|Reviews for Fairy Tales of Alisa III|
| BenoitRen chapter 1 . 8/9/2011
I thought Gwyn at the beginning sounded cute. :)
As for the fairy tale, it was weird. I liked it, but it still sounded weird to me because suddenly the soldier is in an enchanted land after wading through plants. It's probably symbolic, but I'm the type that prefers explicitism.
| Dreamer chapter 1 . 7/31/2011
Okay, I thought this was a cute short-story. Laya's interactions with Gwyn were very fitting, and I liked how, while it was subtle, there was a certain protectiveness shown for her little one.

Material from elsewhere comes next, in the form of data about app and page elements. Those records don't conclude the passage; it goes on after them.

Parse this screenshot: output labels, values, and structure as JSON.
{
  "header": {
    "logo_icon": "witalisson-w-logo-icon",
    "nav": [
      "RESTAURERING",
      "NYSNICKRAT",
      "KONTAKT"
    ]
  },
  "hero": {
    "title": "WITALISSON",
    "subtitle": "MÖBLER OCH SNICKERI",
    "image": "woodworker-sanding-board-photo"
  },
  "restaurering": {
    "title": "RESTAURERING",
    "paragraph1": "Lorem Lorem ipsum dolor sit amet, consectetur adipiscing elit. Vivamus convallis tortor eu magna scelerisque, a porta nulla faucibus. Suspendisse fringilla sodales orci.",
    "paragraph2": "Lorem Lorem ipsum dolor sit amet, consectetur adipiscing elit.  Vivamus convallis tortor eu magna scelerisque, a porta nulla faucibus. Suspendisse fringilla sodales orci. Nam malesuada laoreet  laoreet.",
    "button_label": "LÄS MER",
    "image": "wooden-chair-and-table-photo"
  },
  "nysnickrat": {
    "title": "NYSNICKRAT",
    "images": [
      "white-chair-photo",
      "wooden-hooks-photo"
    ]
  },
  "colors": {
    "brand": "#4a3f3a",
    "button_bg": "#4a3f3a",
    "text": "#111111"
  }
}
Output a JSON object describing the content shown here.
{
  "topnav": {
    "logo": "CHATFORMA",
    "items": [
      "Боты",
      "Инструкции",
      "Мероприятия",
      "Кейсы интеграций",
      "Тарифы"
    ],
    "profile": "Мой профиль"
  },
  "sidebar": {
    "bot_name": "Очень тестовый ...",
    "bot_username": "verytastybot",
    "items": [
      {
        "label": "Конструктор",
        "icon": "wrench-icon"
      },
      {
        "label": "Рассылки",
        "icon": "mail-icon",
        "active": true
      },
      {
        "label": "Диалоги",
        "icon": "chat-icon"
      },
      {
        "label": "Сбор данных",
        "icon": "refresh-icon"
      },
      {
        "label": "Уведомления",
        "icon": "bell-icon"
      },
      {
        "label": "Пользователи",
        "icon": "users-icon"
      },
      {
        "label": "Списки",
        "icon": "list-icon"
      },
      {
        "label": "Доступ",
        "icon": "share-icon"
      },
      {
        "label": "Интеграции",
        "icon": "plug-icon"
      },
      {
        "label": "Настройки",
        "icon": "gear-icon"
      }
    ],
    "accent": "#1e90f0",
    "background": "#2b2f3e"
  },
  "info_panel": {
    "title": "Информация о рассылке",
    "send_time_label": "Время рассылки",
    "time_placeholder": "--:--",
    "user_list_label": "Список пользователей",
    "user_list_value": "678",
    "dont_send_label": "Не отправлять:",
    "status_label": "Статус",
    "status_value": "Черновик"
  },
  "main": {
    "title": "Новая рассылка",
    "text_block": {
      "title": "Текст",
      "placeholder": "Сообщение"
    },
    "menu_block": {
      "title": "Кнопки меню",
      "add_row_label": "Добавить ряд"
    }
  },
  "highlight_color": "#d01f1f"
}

The fairytale itself was very symbolic, and one could gather many meanings that were hinted throughout. Though, I do wonder what Laya was thinking about as she told this story and what it meant to her.
| DezoPenguin chapter 1 . 7/31/2011
An interesting story. I enjoyed the framing sequence with Laya's maternal moments (it's appropriate, of course, because she's the only one we see of the six mothers actually acting "maternal," if stereotypically so, in her comments to her child at the beginning of each quest, which suggests something about the attitude she takes towards home and family). The fairy tale itself was interesting, and I'm kind of intrigued by the message or "moral": the princess found herself torn between love and duty, the people of her kingdom were selfish and possessive, which in turn drove her to abandon them, which led them to become bitter and warlike. So given that it's being told to two princesses, is it an exhortation to obey duty over love? Or a caution that if one's people turn on one, it's all right to turn on them and live for yourself? Or just a lesson that people are what they are and there are often no perfectly right or wrong answers? And is it supposed to be a metaphor for something we know from PS history, or merely a story? Questions abound, but it made for an interesting read!